# Definition of outward-pointing unit normal vector field

I am to trying to understand the Divergence Theorem. This say:

Theorem. Let $$(M,g)$$ be a oriented Riemannian manifold with boundary. For any compactly supported smooth vector field $$X$$ on $$M$$,

$$\begin{equation} \int_{M}(\text{div} X) dV_{g} = \int_{\partial M} \langle X , N \rangle_{g} dV _\widetilde{g}, \end{equation}$$

where $$N$$ is the outward-pointing unit normal vector field along $$\partial M$$ and $$\widetilde{g}$$ is the induced Riemannian metric on $$\partial M$$.

I don't know what is the outward-pointing unit normal vector field. In fact, up to this point I haven't even had a need to know what it means an unit normal vector field along $$\partial M$$. Intuitively, I think that means that

$$\begin{equation} \langle v , N_{p} \rangle_{g} = 0 \;\; \forall v \in T_{p} \partial M, \;\; \forall p \in \partial M, \end{equation}$$

and

$$\begin{equation} \langle N_{p} , N_{p} \rangle_{g} = 1 \;\; \forall p \in \partial M. \end{equation}$$

I think so, but honestly I have never seen the formal definition of unit normal vector field, much less than outward-pointing.

What is the correct meaning of this?

P.S. I saw the above theorem in John Lee's Introduction to Smooth manifolds, but couldn't find the definition I needed.

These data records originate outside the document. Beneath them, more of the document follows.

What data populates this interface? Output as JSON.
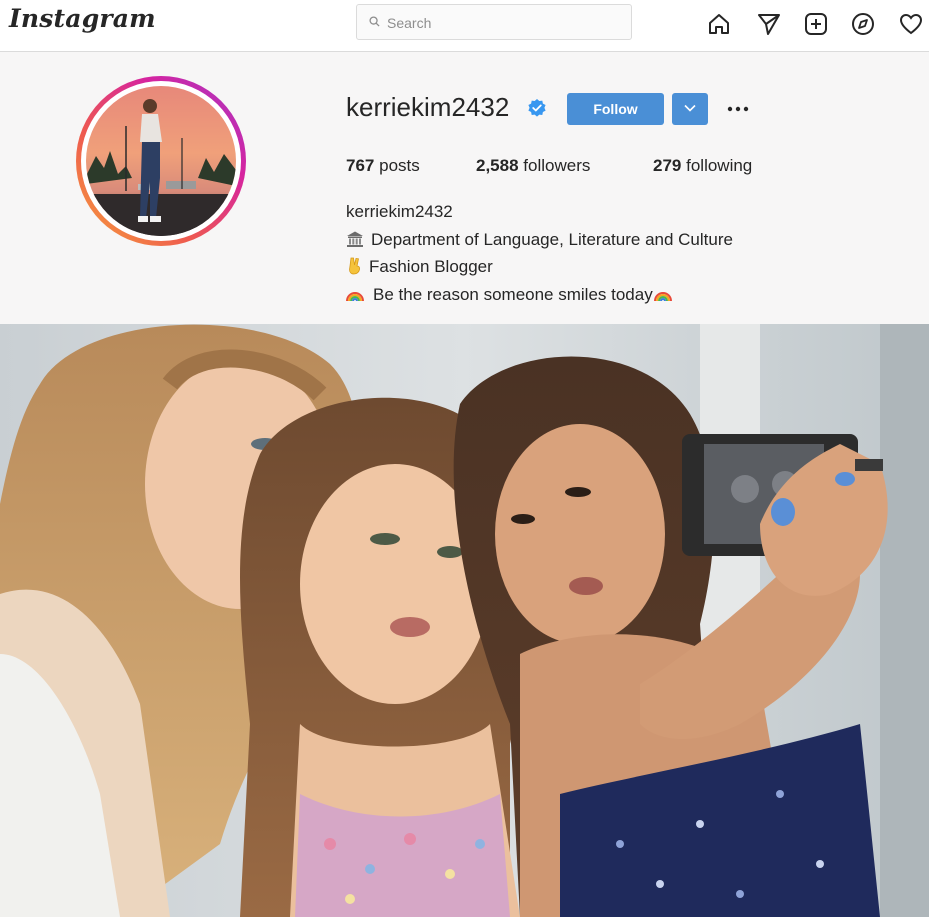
{
  "nav": {
    "logo": "Instagram",
    "search_placeholder": "Search",
    "icons": [
      "home-icon",
      "direct-send-icon",
      "new-post-icon",
      "explore-icon",
      "activity-heart-icon"
    ]
  },
  "profile": {
    "username": "kerriekim2432",
    "verified": true,
    "follow_label": "Follow",
    "stats": {
      "posts_count": "767",
      "posts_label": "posts",
      "followers_count": "2,588",
      "followers_label": "followers",
      "following_count": "279",
      "following_label": "following"
    },
    "bio": {
      "name": "kerriekim2432",
      "line1": "Department of Language, Literature and Culture",
      "line2": "Fashion Blogger",
      "line3": "Be the reason someone smiles today"
    }
  },
  "colors": {
    "accent": "#4a8fd6",
    "verified": "#3897f0",
    "text": "#262626"
  }
}
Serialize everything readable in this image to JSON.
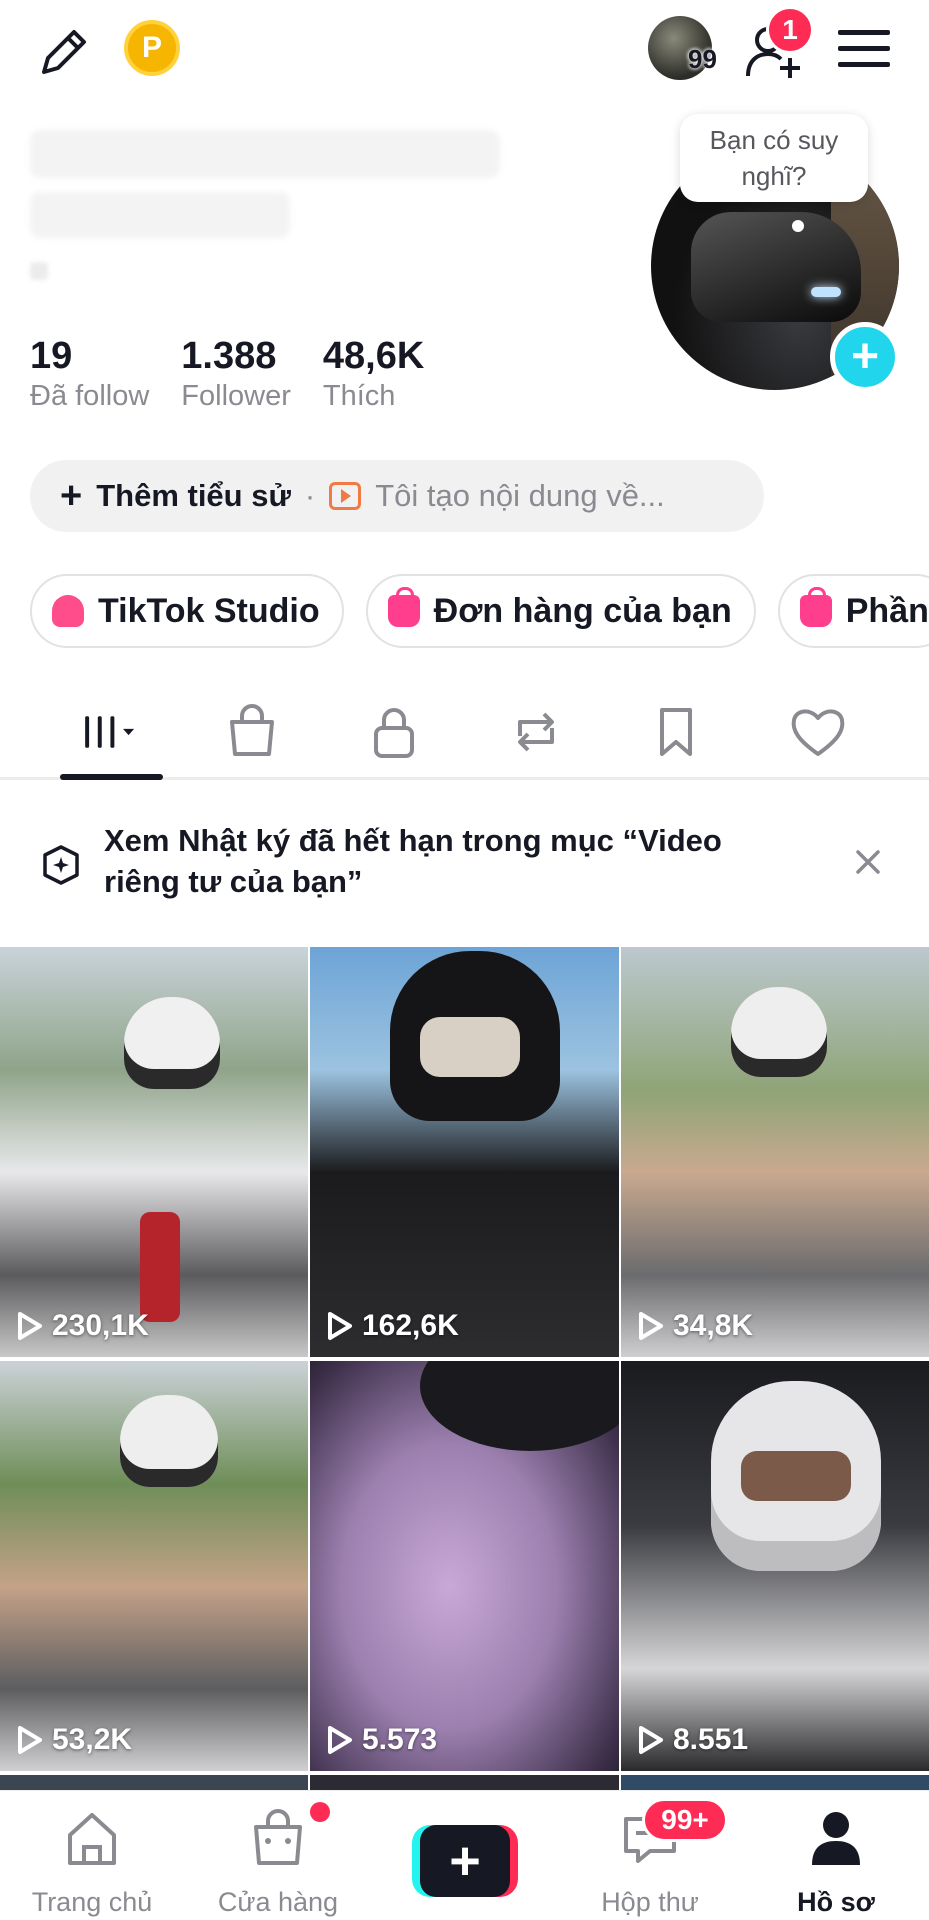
{
  "header": {
    "coin_letter": "P",
    "story_count": "99",
    "notification_count": "1"
  },
  "profile": {
    "avatar_bubble": "Bạn có suy nghĩ?",
    "stats": [
      {
        "value": "19",
        "label": "Đã follow"
      },
      {
        "value": "1.388",
        "label": "Follower"
      },
      {
        "value": "48,6K",
        "label": "Thích"
      }
    ],
    "bio_add_label": "Thêm tiểu sử",
    "bio_separator": "·",
    "bio_suggestion": "Tôi tạo nội dung về..."
  },
  "chips": [
    {
      "label": "TikTok Studio"
    },
    {
      "label": "Đơn hàng của bạn"
    },
    {
      "label": "Phần"
    }
  ],
  "tabs": [
    "videos-grid",
    "shop",
    "private",
    "reposts",
    "favorites",
    "liked"
  ],
  "banner": {
    "text": "Xem Nhật ký đã hết hạn trong mục “Video riêng tư của bạn”"
  },
  "videos": [
    {
      "views": "230,1K"
    },
    {
      "views": "162,6K"
    },
    {
      "views": "34,8K"
    },
    {
      "views": "53,2K"
    },
    {
      "views": "5.573"
    },
    {
      "views": "8.551"
    }
  ],
  "bottom_nav": {
    "home": "Trang chủ",
    "shop": "Cửa hàng",
    "inbox": "Hộp thư",
    "inbox_badge": "99+",
    "profile": "Hồ sơ"
  },
  "colors": {
    "accent_red": "#fe2c55",
    "accent_cyan": "#25f4ee",
    "text_primary": "#161823",
    "text_secondary": "#8a8b91"
  }
}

• the definition of the outward pointing normal appears in page 118 (second edition of the book) Sep 14 at 22:06
• there is an exercise need to prove the existence of outward normal v.f along the boundary see Problem 8.4.The rough idea is construct it inside coordinate chart,then gluing them together. Sep 15 at 7:58